#TheList Laura Kiseliova, born 14/06/1979, and Raimondas Titas, born 13/03/1981, formerly of Ladywell Avenue, Manchester M38, but believed to have fled to their native Lithuania – imported and sold sick ‘designer’ pets
Lithuanians Laura Kiseliova and Raimondas Titas kept sick dogs and cats in filthy, cramped cages to sell for thousands of pounds.
They set up an online “puppy farm” called Pets313 and encouraged customers to buy popular breeds like pugs and french bulldogs.
However, when customers went to the couple’s house in Salford, Greater Manchester they were quickly persuaded to take the pets home, unaware that the canines hadn’t received vital injections or veterinary care.
And when they arrived home, the dogs suddenly became ill and lethargic after having been kept in dire conditions in small cages or crates in a garage.
Despite buyers being told they were receiving British-bred pups, they were actually getting Eastern European dogs that had travelled over to the UK on a Pet Passport bought by the Lithuanian couple.
The pair were sentenced to years behind bars at Manchester Crown Court in their absence, as they fled abroad before the hearing on Thursday 13/12/2018.
They had previously pleaded guilty to a total of 29 charges, including several animal welfare offences.
RSPCA inspectors, police and trading standards found 41 dogs and eight cats when they searched their previous home in Prestwich on November 18, 2013.
They discovered the pair were trafficking dogs under the pet passport scheme, and selling them to members of the public under the company name Pets 313 Ltd.
Officers also found more than 40 pet passports which didn’t match the dogs at the property, suggesting they were passing off trafficked dogs as those bred in the UK.
The dogs who were found included French bulldogs and pugs, as well as pedigree cats, which were being sold for between £800 and £1,000 each.
The pair were charged with a number of offences, including failing to provide them with a suitable environment, and failing to provide veterinary care.
One of the RSPCA investigators leading the operation, who didn’t want to be named, said: “The front room of the property was being used to sell the animals to members of the public but it was when you entered the rest of the house the scale of this operation became apparent.
“There were cages and pens containing different breeds of dogs in almost every room including a litter of puppies in a filthy ensuite bathroom upstairs.
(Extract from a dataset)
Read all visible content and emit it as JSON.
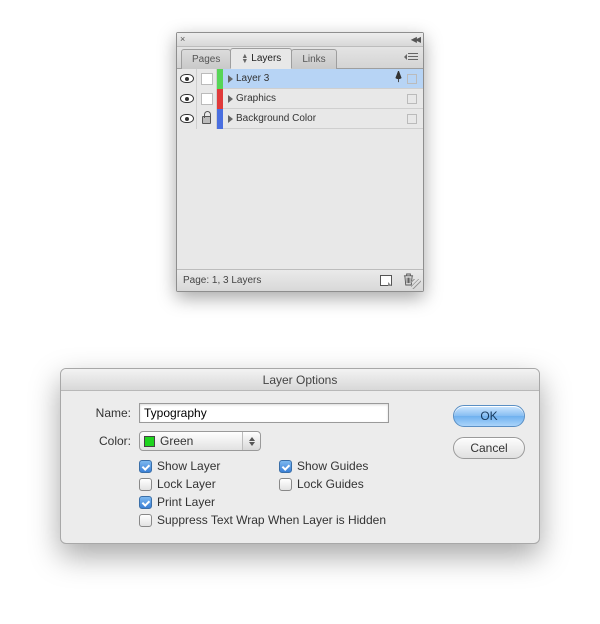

In a large garage at the back we found cages of animals stacked on top of each other.
“It was clear there were some cats and puppies that needed immediate veterinary treatment and sadly two of the puppies that were rushed to the vets for treatment later died from parvovirus.
“There was little sign of proper isolation pens for sick animals or biosecurity measures meaning any animal that passed through this place would be at risk of catching and spreading diseases and parasites.
“This was a large money-making operation at the expense of the welfare of the animals and the unsuspecting members of public who thought they were buying healthy, happy puppies.”
RSPCA SOU Chief Insp Ian Briggs said: “It was obvious that this duo were dealing and trading in a large number of animals and that many of them were not receiving the appropriate care and veterinary attention they needed.
“Some of the animals were suffering from problems such as conjunctivitis, gastroenteritis or had sore and infected wounds.”
Most of the animals have been signed over into RSPCA care and have been rehomed.
Chief Insp Briggs added: “We have seen a concerning increase in the number of calls we are receiving about large-scale traders dealing, predominantly, in puppies.
“We are regularly appalled by the conditions we find puppies living in and the stories we hear from owners who have, just days after bringing their puppy home, held their new dog as he died in their arms from preventable diseases and infections.
“Unfortunately, a major factor in this trade is traffickers – such as this pair – bringing in poorly pups from abroad, without the right vaccinations and documents, and selling them to unsuspecting buyers here in England.”
Kiseliova was sentenced to a total of four years in prison while Titas was jailed for three years and six months. Both were banned from keeping pets for life.